What you are asked to do: Count every line below that holds "title". Number only.

____

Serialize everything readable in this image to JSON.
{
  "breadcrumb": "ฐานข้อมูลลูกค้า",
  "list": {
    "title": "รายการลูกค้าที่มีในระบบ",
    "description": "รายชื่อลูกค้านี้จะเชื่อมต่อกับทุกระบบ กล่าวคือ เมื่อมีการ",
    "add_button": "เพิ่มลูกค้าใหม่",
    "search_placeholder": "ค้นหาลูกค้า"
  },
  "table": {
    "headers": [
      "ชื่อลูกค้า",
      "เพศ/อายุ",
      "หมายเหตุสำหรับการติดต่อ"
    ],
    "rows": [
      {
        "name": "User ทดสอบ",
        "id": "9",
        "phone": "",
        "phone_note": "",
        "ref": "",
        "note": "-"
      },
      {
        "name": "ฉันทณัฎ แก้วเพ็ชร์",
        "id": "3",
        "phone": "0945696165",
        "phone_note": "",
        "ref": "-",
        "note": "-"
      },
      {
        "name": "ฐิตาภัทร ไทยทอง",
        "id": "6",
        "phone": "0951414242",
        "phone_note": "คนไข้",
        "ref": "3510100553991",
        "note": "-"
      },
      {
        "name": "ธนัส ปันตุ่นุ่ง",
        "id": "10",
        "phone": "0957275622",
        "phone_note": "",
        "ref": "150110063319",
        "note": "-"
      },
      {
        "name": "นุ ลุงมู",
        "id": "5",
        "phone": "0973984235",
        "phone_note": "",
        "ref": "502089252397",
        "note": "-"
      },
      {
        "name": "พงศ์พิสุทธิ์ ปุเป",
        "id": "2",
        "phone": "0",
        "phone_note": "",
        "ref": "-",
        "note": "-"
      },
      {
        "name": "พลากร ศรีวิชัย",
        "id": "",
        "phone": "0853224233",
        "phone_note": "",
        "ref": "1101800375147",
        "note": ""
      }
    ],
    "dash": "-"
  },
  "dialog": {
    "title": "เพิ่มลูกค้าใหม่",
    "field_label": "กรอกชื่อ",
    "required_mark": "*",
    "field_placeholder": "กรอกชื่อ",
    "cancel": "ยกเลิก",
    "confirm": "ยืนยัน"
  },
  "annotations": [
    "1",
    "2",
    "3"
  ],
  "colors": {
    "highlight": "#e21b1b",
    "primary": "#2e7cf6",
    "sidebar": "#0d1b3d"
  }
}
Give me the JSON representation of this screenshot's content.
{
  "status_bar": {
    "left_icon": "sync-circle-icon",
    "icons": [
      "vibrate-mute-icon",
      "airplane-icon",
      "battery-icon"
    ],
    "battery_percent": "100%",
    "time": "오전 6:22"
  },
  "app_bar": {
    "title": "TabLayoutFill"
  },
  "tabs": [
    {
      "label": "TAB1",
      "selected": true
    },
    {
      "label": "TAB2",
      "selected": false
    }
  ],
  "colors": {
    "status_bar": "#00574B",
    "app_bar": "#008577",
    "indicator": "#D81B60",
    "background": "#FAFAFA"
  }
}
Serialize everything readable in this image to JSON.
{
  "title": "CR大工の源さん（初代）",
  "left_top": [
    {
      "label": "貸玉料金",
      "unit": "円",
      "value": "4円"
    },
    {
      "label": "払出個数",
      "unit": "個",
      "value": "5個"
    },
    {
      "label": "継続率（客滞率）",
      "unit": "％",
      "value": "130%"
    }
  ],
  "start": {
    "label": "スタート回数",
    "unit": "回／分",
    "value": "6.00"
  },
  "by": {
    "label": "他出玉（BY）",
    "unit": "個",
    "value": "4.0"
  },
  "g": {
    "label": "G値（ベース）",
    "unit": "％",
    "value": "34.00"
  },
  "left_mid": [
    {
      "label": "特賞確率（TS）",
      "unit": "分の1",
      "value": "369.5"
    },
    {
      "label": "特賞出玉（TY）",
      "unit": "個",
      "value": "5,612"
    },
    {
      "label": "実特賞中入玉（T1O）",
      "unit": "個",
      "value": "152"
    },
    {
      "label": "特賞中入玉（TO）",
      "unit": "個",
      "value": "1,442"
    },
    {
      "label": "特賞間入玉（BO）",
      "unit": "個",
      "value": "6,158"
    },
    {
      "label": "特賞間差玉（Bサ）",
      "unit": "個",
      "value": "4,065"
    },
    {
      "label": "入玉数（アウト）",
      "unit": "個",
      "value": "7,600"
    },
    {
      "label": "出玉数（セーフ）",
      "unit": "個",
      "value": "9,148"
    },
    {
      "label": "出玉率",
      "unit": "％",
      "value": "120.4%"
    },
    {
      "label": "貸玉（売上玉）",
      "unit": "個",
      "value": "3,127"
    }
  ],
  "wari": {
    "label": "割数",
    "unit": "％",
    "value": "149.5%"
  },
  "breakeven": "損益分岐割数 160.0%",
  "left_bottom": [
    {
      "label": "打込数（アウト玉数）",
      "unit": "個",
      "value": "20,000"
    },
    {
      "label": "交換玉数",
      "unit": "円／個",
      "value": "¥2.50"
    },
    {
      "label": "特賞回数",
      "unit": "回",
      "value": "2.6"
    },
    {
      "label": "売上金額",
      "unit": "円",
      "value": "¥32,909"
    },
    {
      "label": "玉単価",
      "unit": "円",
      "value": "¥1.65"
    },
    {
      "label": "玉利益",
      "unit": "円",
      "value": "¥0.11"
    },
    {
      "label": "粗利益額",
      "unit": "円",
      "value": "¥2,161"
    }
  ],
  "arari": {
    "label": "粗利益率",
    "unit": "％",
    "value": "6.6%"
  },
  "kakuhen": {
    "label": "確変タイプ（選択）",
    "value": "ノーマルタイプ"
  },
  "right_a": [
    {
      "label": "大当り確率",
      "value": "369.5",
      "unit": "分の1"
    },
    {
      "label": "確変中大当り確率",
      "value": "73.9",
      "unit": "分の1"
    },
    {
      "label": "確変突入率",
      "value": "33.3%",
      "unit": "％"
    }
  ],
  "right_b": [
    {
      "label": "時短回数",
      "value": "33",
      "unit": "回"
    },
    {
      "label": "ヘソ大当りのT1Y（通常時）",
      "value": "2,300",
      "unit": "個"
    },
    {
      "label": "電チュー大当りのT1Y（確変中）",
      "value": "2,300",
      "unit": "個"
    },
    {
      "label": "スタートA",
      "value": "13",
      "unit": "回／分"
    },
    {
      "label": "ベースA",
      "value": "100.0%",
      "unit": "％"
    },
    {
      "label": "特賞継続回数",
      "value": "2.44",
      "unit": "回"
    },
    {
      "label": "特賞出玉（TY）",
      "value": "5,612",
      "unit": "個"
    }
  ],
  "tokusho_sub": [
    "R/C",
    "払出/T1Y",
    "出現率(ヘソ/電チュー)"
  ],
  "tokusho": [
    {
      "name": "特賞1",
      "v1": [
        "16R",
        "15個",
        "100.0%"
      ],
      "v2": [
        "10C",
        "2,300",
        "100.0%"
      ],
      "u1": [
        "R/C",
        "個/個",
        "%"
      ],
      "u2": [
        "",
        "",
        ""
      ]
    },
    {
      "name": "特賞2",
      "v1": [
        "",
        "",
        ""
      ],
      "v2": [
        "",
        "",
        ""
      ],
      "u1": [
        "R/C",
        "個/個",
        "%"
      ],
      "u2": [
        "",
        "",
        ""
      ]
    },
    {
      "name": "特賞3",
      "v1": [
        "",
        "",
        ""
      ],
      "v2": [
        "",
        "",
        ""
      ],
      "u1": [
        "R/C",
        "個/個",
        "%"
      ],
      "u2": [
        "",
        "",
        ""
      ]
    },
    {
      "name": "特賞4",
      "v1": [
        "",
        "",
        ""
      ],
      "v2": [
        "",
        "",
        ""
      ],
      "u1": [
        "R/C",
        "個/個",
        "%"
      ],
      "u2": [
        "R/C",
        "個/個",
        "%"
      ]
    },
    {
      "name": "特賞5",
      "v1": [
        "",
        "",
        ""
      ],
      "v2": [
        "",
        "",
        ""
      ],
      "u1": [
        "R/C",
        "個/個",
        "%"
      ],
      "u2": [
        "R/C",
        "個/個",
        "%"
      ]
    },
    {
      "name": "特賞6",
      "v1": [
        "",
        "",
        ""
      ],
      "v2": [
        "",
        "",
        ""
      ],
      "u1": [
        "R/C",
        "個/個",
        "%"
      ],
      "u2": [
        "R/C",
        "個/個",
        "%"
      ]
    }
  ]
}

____

Output of the task: 4